Jha then said other "converged" mobile devices were in the works. At that point, he handed the discussion over to Motorola's mobility president Dan Moloney, who oversees the company's TV set-top box business.

Moloney said there was a "great opportunity" for sharing content between set-top boxes and mobile devices, like tablets. Motorola, observers will note, is working on an Android-powered tablet called the Stingray but offered no new details on the project Thursday.

Earlier during the call, Jha said he expected sales and the total number of phones to grow sequentially over third-quarter levels. The increase will be driven by a push into so-called midrange devices, says Jha. Earnings in the fourth quarter will be higher but offset to some degree by higher costs of new product launches, Jha says.

Motorola beat third-quarter targets Thursday as the mobility business swung to a profit after three years in the red.

Motorola shares rose 7% to $8.64 in early trading Thursday.
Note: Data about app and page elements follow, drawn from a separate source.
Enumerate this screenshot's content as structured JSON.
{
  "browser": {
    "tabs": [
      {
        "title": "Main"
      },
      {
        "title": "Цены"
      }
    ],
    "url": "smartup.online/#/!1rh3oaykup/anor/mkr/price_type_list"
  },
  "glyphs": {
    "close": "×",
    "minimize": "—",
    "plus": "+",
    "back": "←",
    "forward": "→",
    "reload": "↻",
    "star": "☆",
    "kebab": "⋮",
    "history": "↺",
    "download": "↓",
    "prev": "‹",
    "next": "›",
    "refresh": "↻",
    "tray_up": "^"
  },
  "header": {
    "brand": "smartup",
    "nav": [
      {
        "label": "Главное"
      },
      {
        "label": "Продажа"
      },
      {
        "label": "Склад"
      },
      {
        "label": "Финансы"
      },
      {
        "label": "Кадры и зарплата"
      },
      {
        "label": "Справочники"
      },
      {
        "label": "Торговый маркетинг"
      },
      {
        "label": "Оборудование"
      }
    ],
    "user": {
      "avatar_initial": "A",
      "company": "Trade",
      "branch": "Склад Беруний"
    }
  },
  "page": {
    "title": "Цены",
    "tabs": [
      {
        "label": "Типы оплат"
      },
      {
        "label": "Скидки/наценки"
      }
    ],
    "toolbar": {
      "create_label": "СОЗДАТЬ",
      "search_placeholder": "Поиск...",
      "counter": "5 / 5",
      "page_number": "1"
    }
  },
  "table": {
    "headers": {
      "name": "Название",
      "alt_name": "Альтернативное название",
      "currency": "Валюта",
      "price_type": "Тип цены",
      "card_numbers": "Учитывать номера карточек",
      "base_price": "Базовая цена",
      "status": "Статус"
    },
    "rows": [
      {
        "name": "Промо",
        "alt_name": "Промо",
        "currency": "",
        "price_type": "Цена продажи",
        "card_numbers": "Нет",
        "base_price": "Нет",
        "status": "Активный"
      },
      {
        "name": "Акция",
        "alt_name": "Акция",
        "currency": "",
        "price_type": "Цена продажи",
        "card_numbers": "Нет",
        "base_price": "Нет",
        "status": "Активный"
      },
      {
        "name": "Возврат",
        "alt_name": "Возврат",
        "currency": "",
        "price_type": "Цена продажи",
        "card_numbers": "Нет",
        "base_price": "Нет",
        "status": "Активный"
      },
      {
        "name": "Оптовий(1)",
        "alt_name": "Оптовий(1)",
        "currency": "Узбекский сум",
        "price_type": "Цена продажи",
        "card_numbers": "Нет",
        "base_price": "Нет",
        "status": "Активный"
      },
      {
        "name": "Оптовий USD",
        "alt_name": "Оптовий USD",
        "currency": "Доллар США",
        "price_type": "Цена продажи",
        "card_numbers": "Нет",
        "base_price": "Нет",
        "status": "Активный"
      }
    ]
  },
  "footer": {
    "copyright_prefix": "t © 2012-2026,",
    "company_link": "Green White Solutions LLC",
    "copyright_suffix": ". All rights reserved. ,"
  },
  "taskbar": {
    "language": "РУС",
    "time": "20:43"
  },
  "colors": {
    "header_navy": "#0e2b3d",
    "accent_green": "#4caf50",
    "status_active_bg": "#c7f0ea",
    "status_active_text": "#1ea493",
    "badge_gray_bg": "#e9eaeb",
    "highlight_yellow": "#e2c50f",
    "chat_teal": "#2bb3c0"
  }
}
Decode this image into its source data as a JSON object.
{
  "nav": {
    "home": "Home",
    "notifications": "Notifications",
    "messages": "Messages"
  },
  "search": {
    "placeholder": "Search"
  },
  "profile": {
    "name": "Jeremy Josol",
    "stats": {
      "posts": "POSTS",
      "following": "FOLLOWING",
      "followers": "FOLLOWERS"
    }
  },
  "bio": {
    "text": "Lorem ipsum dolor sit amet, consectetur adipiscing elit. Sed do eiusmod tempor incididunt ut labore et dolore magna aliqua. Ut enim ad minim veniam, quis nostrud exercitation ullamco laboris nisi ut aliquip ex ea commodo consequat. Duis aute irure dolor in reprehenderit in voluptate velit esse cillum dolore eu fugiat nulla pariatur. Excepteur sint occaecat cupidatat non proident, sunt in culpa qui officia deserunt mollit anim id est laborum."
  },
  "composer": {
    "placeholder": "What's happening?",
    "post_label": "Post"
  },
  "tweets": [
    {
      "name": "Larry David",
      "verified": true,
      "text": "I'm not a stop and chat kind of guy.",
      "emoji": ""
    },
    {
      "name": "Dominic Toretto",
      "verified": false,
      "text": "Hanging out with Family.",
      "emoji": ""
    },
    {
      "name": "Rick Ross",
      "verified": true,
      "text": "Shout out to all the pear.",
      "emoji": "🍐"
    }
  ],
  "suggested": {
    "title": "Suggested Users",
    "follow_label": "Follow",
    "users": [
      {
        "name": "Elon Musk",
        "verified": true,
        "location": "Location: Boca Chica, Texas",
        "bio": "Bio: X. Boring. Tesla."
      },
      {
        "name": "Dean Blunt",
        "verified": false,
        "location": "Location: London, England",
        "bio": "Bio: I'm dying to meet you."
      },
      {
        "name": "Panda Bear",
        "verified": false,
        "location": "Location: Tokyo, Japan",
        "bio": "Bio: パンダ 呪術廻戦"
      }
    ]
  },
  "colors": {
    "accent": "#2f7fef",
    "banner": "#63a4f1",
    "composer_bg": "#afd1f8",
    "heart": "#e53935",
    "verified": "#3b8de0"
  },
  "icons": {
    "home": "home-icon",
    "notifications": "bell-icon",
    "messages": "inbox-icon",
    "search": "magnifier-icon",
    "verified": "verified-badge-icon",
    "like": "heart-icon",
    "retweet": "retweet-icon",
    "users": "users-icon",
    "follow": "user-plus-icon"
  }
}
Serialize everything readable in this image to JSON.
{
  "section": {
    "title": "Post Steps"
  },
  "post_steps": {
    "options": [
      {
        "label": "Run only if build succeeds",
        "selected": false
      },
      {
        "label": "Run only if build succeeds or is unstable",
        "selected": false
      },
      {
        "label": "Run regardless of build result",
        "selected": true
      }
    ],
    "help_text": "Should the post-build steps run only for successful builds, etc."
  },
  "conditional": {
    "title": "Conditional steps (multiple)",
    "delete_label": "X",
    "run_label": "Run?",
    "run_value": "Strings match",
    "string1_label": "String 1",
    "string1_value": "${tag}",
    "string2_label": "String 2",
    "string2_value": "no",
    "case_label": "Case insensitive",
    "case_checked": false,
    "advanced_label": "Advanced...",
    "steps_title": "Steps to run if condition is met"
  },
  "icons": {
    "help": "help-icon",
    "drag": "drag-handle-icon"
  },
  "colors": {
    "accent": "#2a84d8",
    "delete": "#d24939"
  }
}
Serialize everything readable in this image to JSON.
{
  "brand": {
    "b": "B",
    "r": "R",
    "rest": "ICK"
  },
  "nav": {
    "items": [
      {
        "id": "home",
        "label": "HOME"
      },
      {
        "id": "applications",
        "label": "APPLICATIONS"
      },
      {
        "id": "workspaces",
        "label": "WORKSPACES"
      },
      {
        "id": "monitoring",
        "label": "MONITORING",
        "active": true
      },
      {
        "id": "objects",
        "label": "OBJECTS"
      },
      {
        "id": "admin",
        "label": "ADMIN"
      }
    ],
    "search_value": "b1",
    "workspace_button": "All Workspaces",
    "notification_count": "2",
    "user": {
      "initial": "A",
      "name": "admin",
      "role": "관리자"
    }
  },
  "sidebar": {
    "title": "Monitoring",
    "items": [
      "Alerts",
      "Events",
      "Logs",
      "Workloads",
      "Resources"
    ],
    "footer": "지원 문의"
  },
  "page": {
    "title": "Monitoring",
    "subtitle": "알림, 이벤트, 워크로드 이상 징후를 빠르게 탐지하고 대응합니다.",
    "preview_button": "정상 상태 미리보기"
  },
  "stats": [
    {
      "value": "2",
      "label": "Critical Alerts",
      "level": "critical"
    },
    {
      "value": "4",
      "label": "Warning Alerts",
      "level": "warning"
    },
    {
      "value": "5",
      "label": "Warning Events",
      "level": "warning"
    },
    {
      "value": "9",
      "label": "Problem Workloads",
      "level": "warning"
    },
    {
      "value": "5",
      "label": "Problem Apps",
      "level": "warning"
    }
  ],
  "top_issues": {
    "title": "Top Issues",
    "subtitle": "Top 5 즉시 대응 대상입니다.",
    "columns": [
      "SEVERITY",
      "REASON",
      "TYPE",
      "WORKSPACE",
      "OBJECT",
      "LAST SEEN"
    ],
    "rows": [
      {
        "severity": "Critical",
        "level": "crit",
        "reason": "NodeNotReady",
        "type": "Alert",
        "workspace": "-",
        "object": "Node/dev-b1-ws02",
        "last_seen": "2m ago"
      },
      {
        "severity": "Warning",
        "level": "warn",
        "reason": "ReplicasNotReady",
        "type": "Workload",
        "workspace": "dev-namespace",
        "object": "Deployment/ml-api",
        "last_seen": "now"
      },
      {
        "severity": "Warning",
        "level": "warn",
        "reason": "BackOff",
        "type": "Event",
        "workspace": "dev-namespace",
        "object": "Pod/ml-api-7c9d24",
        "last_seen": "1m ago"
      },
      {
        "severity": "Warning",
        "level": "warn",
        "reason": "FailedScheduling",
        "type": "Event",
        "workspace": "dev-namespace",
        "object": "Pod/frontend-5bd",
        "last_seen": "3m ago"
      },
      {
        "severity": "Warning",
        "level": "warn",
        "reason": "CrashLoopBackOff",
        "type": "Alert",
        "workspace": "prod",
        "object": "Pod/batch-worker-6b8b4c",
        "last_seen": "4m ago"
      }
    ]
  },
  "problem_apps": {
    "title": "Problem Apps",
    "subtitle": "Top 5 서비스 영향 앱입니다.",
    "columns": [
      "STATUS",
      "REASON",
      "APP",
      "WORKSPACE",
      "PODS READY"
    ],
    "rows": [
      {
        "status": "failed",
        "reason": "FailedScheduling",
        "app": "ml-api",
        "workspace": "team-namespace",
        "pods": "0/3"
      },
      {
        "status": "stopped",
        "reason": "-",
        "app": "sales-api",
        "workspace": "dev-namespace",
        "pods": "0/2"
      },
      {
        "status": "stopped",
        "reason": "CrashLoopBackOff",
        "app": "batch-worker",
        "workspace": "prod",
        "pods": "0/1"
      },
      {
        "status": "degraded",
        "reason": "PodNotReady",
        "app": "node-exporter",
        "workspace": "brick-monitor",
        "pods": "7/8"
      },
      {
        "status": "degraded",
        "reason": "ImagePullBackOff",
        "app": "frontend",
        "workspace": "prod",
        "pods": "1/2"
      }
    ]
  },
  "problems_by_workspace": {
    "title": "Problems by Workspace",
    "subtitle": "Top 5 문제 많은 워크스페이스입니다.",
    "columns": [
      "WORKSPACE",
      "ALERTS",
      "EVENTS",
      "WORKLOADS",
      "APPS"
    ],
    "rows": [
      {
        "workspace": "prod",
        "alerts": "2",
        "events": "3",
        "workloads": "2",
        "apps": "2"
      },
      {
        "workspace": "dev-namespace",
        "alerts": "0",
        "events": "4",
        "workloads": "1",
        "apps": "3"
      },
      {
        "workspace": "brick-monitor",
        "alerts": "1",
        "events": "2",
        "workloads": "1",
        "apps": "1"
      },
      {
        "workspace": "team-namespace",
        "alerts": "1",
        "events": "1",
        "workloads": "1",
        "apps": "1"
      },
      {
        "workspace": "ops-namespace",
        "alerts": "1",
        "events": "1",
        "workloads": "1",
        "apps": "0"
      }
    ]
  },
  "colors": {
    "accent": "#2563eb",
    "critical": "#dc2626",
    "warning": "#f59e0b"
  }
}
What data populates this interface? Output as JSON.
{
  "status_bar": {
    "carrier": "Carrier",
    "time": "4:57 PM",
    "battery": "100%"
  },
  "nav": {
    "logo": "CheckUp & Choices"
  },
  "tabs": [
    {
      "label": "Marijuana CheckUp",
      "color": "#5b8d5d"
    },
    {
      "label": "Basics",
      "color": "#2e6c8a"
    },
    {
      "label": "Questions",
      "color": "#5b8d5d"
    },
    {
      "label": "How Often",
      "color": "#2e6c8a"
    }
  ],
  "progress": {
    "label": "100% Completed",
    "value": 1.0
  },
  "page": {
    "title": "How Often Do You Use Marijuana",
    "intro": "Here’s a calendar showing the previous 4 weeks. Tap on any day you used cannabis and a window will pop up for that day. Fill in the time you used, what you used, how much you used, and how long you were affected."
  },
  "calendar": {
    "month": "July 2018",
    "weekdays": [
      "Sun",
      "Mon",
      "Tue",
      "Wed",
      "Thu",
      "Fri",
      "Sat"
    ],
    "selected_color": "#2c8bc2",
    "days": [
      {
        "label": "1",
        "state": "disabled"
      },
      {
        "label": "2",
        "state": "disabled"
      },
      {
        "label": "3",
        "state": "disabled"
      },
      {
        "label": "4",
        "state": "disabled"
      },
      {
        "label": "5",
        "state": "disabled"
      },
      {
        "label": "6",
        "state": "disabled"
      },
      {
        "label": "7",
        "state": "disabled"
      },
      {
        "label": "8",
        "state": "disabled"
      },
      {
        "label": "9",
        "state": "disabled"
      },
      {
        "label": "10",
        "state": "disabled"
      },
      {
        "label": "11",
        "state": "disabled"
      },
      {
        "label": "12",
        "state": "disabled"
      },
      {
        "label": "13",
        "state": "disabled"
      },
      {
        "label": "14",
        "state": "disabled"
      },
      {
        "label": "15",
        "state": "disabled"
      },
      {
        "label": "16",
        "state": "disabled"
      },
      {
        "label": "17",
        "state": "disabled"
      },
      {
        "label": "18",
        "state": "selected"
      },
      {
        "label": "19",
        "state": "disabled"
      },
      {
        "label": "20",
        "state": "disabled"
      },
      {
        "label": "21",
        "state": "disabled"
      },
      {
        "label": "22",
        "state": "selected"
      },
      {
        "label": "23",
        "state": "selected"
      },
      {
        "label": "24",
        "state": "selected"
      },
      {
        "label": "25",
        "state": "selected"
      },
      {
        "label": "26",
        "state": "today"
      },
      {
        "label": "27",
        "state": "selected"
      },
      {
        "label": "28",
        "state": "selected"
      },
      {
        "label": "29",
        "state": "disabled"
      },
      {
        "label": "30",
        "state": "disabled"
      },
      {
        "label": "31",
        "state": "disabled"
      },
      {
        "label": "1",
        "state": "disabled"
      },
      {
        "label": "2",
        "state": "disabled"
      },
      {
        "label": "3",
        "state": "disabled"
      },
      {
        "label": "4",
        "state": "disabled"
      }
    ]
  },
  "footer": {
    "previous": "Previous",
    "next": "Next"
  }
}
--Written by Scott Moritz in New York.>To contact this writer, click here: Scott Moritz, or email: follow Scott on Twitter, go to>To send a tip, email: